Reviewing a review – or – What’s wrong with video game journalism
I remain cautiously optimistic for the Wii’s latest science ficiton shooter game, Dead Space: Extraction. I didn’t get the opportunity to play much of the original Dead Space on a friend’s console last year, but it was definitely an intriguing world to explore. Plus the Necromorphs are amazing creatures in that they require strategic dismemberment rather than the usual shoot-until-dead game play style found in other games.
I jumped at the opportunity to read 1Up’s preview of the game, found here. I’m disappointed. Not in the game but rather in the preview itself. Video game journalism is probably already a joke to the world of journalism, and I think I have finally been let in on it. Writer Justin Haywald, one can tell, is doing his best to be an objective reviewer. His enthusiasm is on the game itself, but everything else he writes is suggestive of his belief that the Wii is a video game console for children.
He is not alone in that thought process. Many gamers across America subscribe to the believe that the little white console with motion controls is what you buy for your kids after they graduate from their V-Smile. Nintendo has targeted the system at families as a whole and so produces games that are family-friendly, so it’s guilty of causing the initial association. However, games that are fine for the whole family cannot truly be considered games for children or games that are not adult. Most Zelda games employ brightly colored graphics, but I most would hesitate to dismiss them as games for children.
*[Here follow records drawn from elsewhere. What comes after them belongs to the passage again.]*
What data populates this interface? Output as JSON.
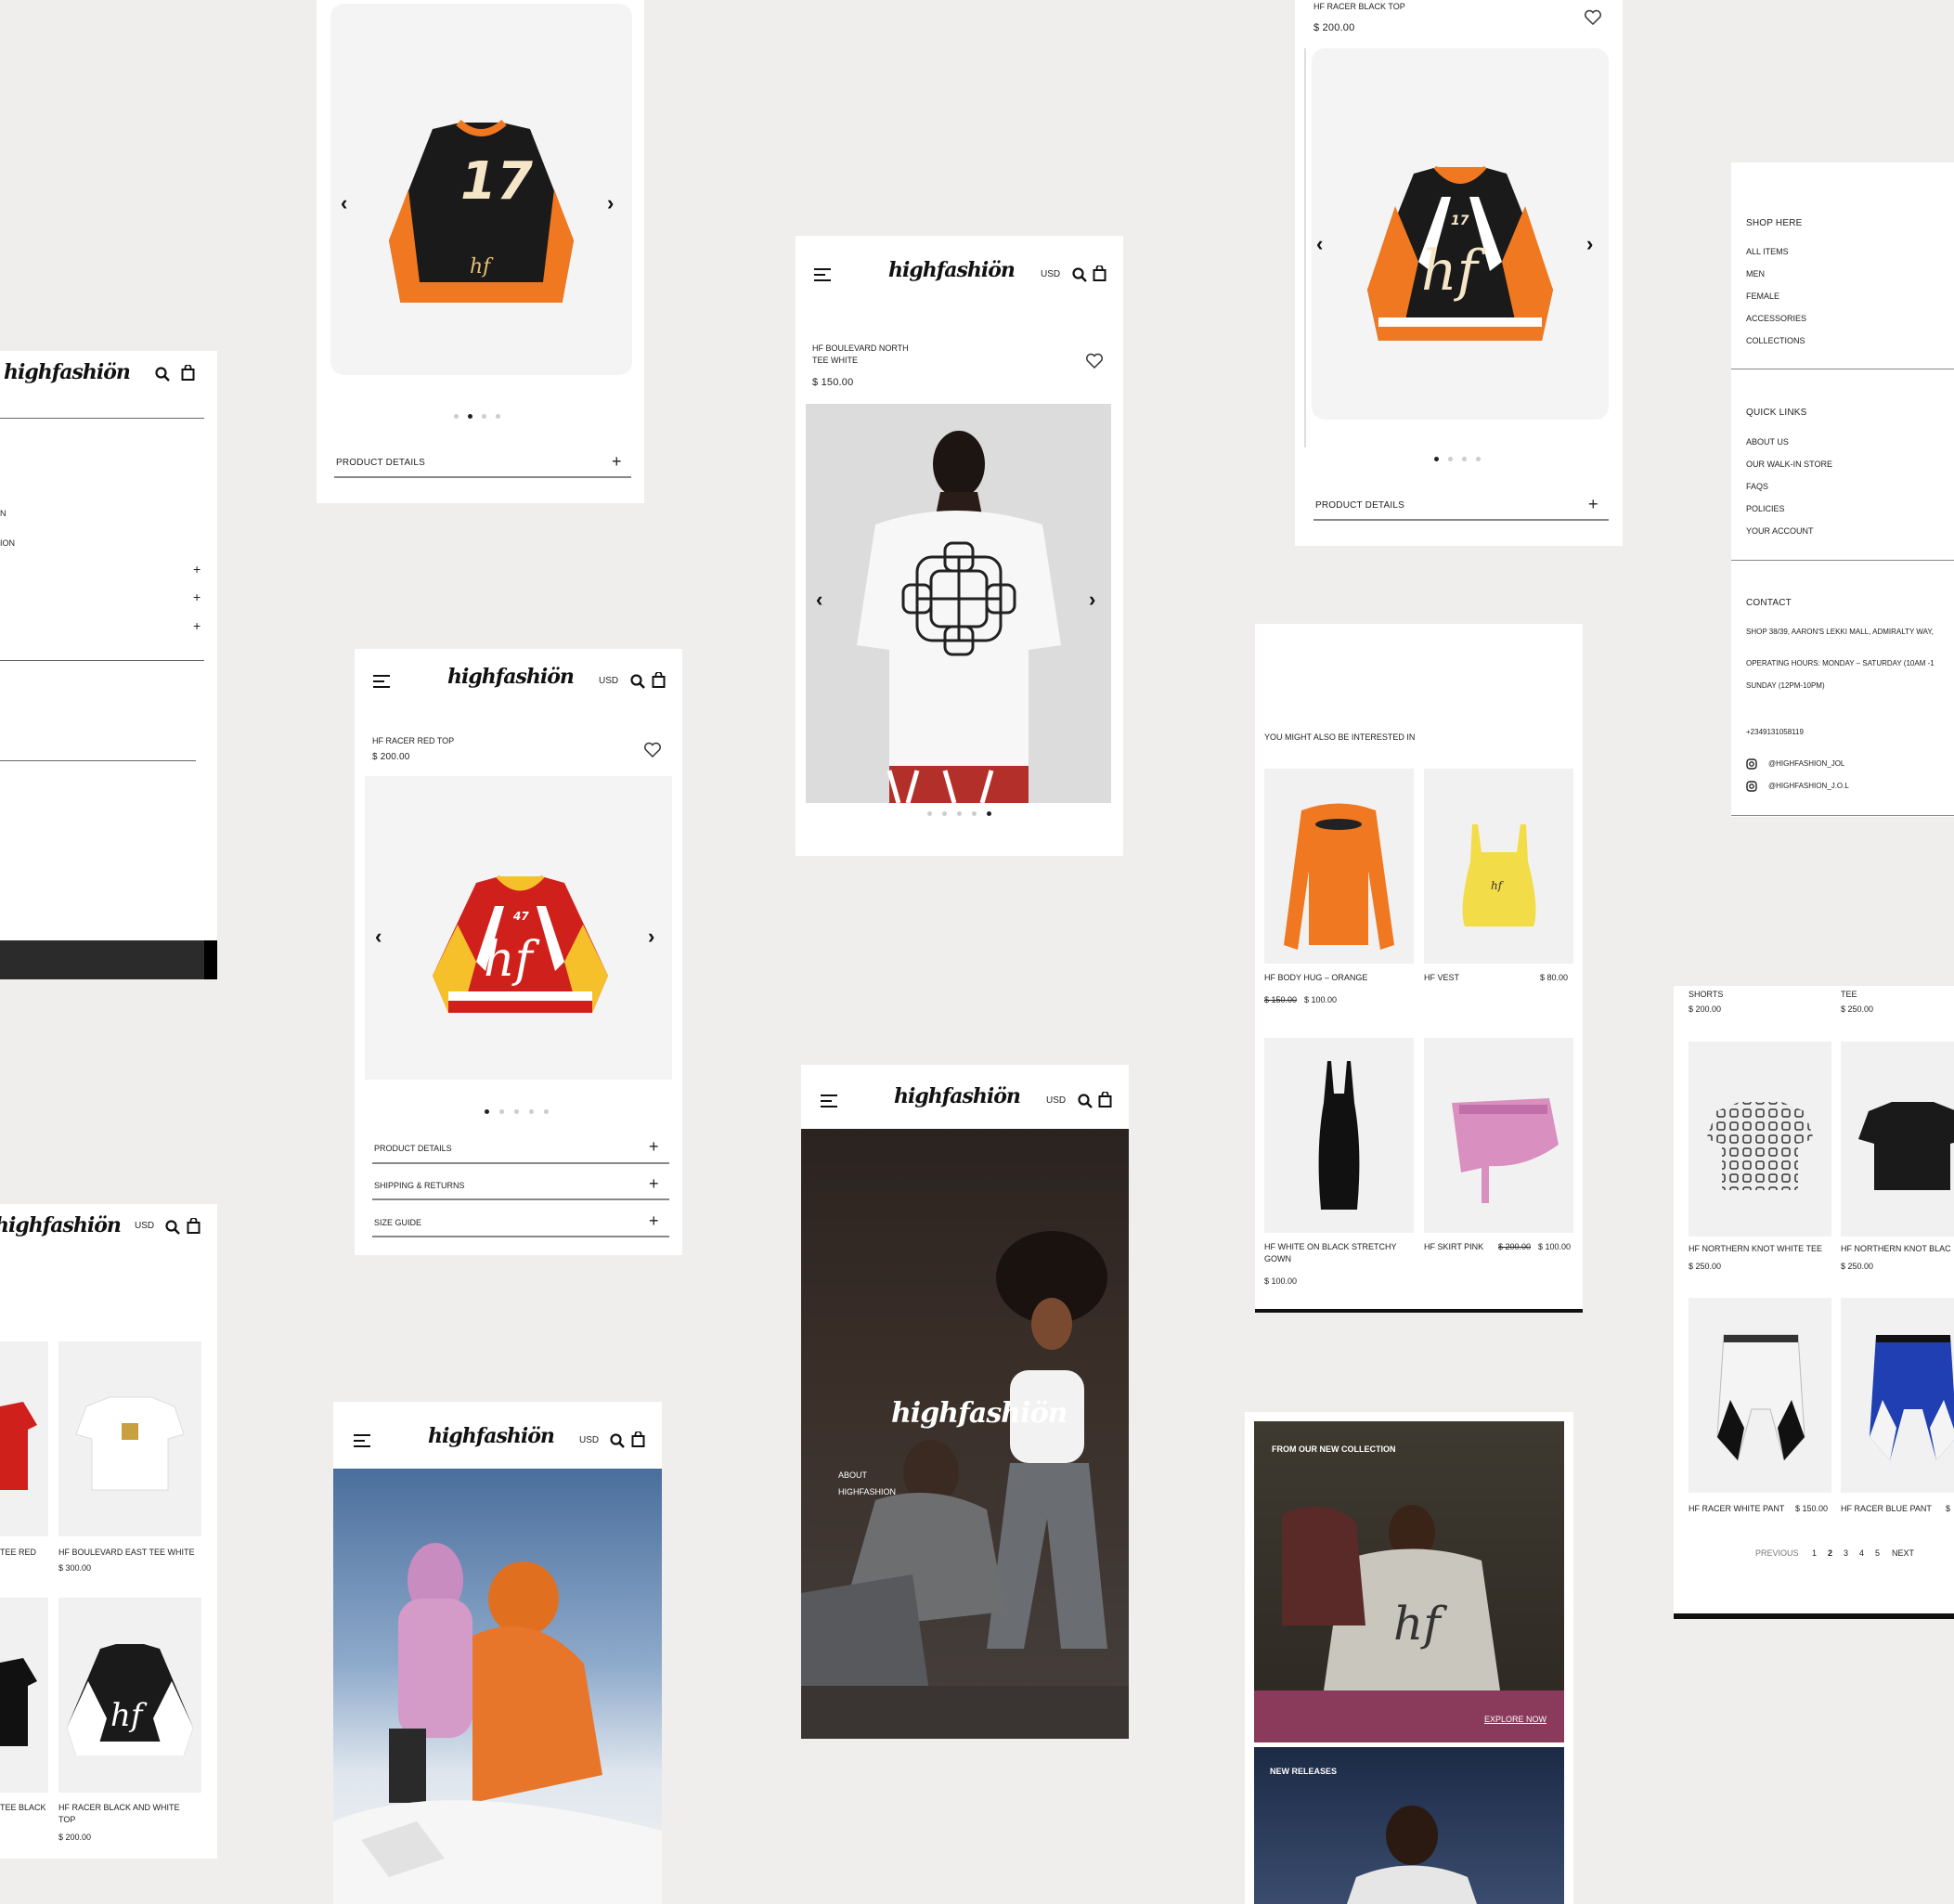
{
  "brand": {
    "logo": "highfashiön",
    "currency": "USD"
  },
  "card_orange_jersey": {
    "product_details": "PRODUCT DETAILS"
  },
  "card_boulevard": {
    "name_line1": "HF BOULEVARD NORTH",
    "name_line2": "TEE WHITE",
    "price": "$ 150.00"
  },
  "card_black_top": {
    "name": "HF RACER BLACK TOP",
    "price": "$ 200.00",
    "product_details": "PRODUCT DETAILS"
  },
  "card_red_top": {
    "name": "HF RACER RED TOP",
    "price": "$ 200.00",
    "accordion": [
      "PRODUCT DETAILS",
      "SHIPPING & RETURNS",
      "SIZE GUIDE"
    ]
  },
  "card_left_menu": {
    "fragments": [
      "N",
      "ION"
    ]
  },
  "footer_menu": {
    "shop_heading": "SHOP HERE",
    "shop_links": [
      "ALL ITEMS",
      "MEN",
      "FEMALE",
      "ACCESSORIES",
      "COLLECTIONS"
    ],
    "quick_heading": "QUICK LINKS",
    "quick_links": [
      "ABOUT US",
      "OUR WALK-IN STORE",
      "FAQS",
      "POLICIES",
      "YOUR ACCOUNT"
    ],
    "contact_heading": "CONTACT",
    "address": "SHOP 38/39, AARON'S LEKKI MALL, ADMIRALTY WAY,",
    "hours1": "OPERATING HOURS: MONDAY – SATURDAY (10AM -1",
    "hours2": "SUNDAY (12PM-10PM)",
    "phone": "+2349131058119",
    "instagram1": "@HIGHFASHION_JOL",
    "instagram2": "@HIGHFASHION_J.O.L"
  },
  "related": {
    "heading": "YOU MIGHT ALSO BE INTERESTED IN",
    "items": [
      {
        "name": "HF BODY HUG – ORANGE",
        "old_price": "$ 150.00",
        "price": "$ 100.00"
      },
      {
        "name": "HF VEST",
        "price": "$ 80.00"
      },
      {
        "name": "HF WHITE ON BLACK STRETCHY",
        "name2": "GOWN",
        "price": "$ 100.00"
      },
      {
        "name": "HF SKIRT PINK",
        "old_price": "$ 200.00",
        "price": "$ 100.00"
      }
    ]
  },
  "grid_right": {
    "top": [
      {
        "name": "SHORTS",
        "price": "$ 200.00"
      },
      {
        "name": "TEE",
        "price": "$ 250.00"
      }
    ],
    "items": [
      {
        "name": "HF NORTHERN KNOT WHITE TEE",
        "price": "$ 250.00"
      },
      {
        "name": "HF NORTHERN KNOT BLAC",
        "price": "$ 250.00"
      },
      {
        "name": "HF RACER WHITE PANT",
        "price": "$ 150.00"
      },
      {
        "name": "HF RACER BLUE PANT",
        "price": "$"
      }
    ],
    "pagination": {
      "previous": "PREVIOUS",
      "pages": [
        "1",
        "2",
        "3",
        "4",
        "5"
      ],
      "next": "NEXT"
    }
  },
  "grid_left": {
    "items": [
      {
        "name": "TEE RED"
      },
      {
        "name": "HF BOULEVARD EAST TEE WHITE",
        "price": "$ 300.00"
      },
      {
        "name": "TEE BLACK"
      },
      {
        "name": "HF RACER BLACK AND WHITE",
        "name2": "TOP",
        "price": "$ 200.00"
      }
    ]
  },
  "hero": {
    "about_line1": "ABOUT",
    "about_line2": "HIGHFASHION"
  },
  "collection": {
    "label": "FROM OUR NEW COLLECTION",
    "cta": "EXPLORE NOW",
    "new_releases": "NEW RELEASES"
  },
  "colors": {
    "bg": "#efeeec",
    "black": "#111111",
    "jersey_orange": "#f07820",
    "jersey_red": "#d0201c",
    "jersey_yellow": "#f5c02a"
  }
}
What the previewer really means to say is that Dead Space: Extraction is the next in the slowly developing line of M-rated games for the Wii. Of the three consoles out on the market, the Wii has the fewest M-rated games. Saying “adult games” instead of “M-rated games” displays a bias, even if unintentional. The connotation when using the word adult is suggestive of being grown up and therefore better, which is why it is used so often when discussing games for consoles. Those players usually mean to imply that the games of choice in their hobby are age appropriate and therefore to be accepted. Mature themes, mature language, and (mature) graphic violence are the things that are appreciated in adulthood.
Which is interesting because those are qualifiers for the Mature rating tag. People don’t simply say that the games are M-rated, they instead say adult or mature because it suggests more than an arbitrary label. It suggests adulthood and having grown up from bright colors and enemies who disappear in puffs of smoke. Sex, profanity, and violence are the makings of a true adult.
I’ve played both MadWorld and House of the Dead: Overkill, and I would not describe either one as remotely adult. Both are M-rated, but MadWorld is simply a gratuitously violent game with an abundance of swearing and sexual humor, and House of the Dead: Overkill is…damn, it’s the same thing. The swearing and sexual humor are incredibly juvenile, and there’s certainly no rich message to be found in either game. These are simply games painted in the very adult color of blood red to sell better to children – especially adult-aged children.
Coming across a preview like Haywald’s helps me to realize that gaming journalism is far from mature itself. Journalism is supposed to be about objective reporting. What I found here was the writer’s willing perpetuation of a marketing strategy. Video game journalists are not reporters. These journalists are a form of extended marketing for video game companies, meaning that they’re simply salespeople. I’m suddenly very happy that most of the big name video game publications have gone under.